By Elizabeth Sommerfeld
Aug. 13, 2013 at 3:13 a.m.
August brings back the ringing of school bells and alarm clocks. Back to the routine, which means rushing around in the morning, running kids from one extracurricular activity to another and then homework and dinner before bedtime.
Make sure that you start the school year off with a plan - a plan to eat healthy as a family.
I often find that parents, even more than kids, skip breakfast in the morning. But the old saying still stands - breakfast is the most important meal of the day.
Consider your stomach like a fuel tank. While sleeping all night, your body has used the stores in your fuel tank for its normal body functions: breathing, heart beating and snoring. So when you wake up in the morning, it is important to top off your tank before starting your busy day.
Remember, a meal does not have to be slaved over; consider fast and healthy items that can be cooked while you're getting dressed or practicing last minute for the spelling test or that can be eaten as you drive kids to school or yourself to work.
A staple in our house is whole grain waffles with peanut butter. I like a little honey on mine, or you can skip those extra calories. But as simple as that breakfast seems, it has all the macronutrients (big word for those nutrients that provide us calories).
The waffles are the grain - and a whole wheat choice at that - and the peanut butter serves as both a protein and a fat source.
Other quick and healthy choices could include a protein bar and fresh piece of fruit, a fruit smoothie (with fruit, yogurt and even some kale or spinach) or cottage cheese and fruit. Of course, there is always an excellent choice of protein and carbohydrates to drink with breakfast: milk.
Remember, if you're watching your calories, the lower fat milk is better for you. The only thing different between whole milk and skim milk is the calories because of the reduction in fat. The calcium and vitamin D remains the same.

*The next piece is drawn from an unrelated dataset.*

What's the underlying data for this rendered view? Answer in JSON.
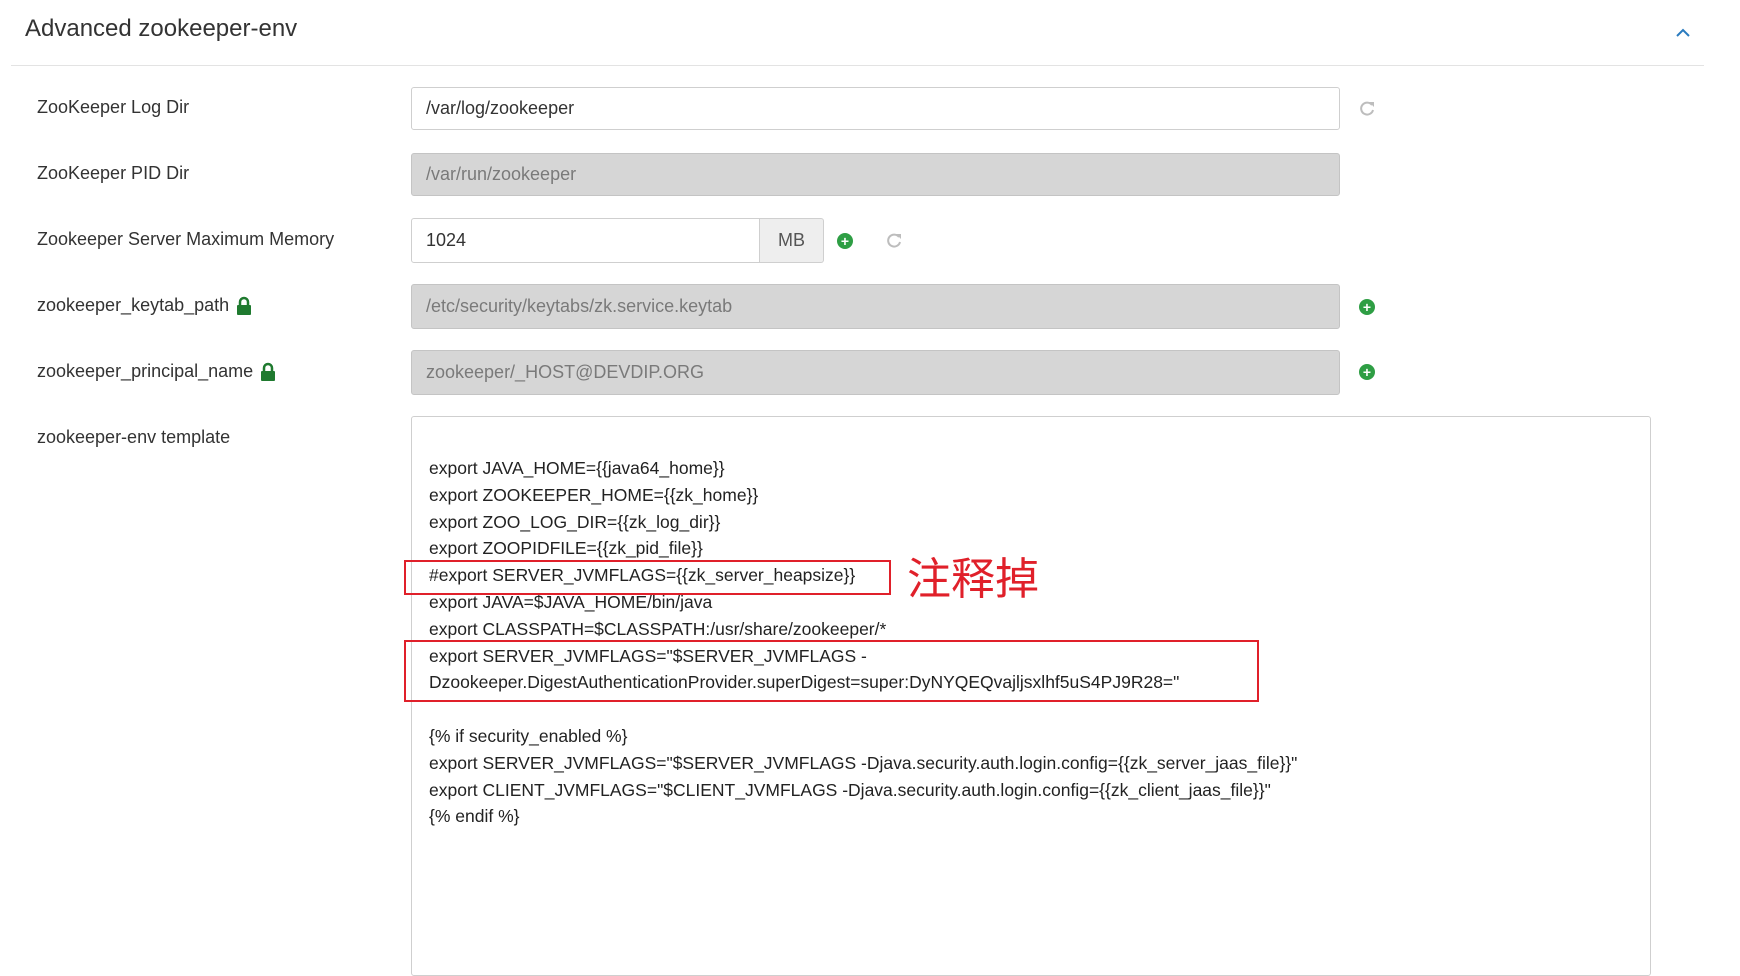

Lunch is typically covered at school, but if your child chooses to take their own lunch, remember to encourage including as many food groups and colors as possible. Make it a challenge to your young children to get as many colors from a variety of foods in their lunch as possible, but I'm not talking about getting multiple colors from Skittles or M&M's.
Also, remember that snacks are still important for growing children. Snacks are meant to be used to fill in the nutrients your children don't get at meal times.
For example, if lunch consisted of a large salad and vegetable soup, a snack should try to get in a serving from the fruit or milk food group.
Snacks are not intended to be potato chips, candy, sodas or other "filler foods." Make the snacks count toward your healthy eating goal.
To round off the day, remember to try and eat a well-balanced meal at night. If evenings are busy for you and your family, consider crock pot ideas or casseroles that can be cooked ahead and simply warmed up when you get home. There are a lot of ideas online to help you plan healthy and convenient meals for your family.
Elizabeth Sommerfeld is the clinical nutrition manager/bariatric coordinator at DeTar Healthcare Systems. She is a registered and licensed dietitian and has a master of science degree. Send questions or comments to firstname.lastname@example.org.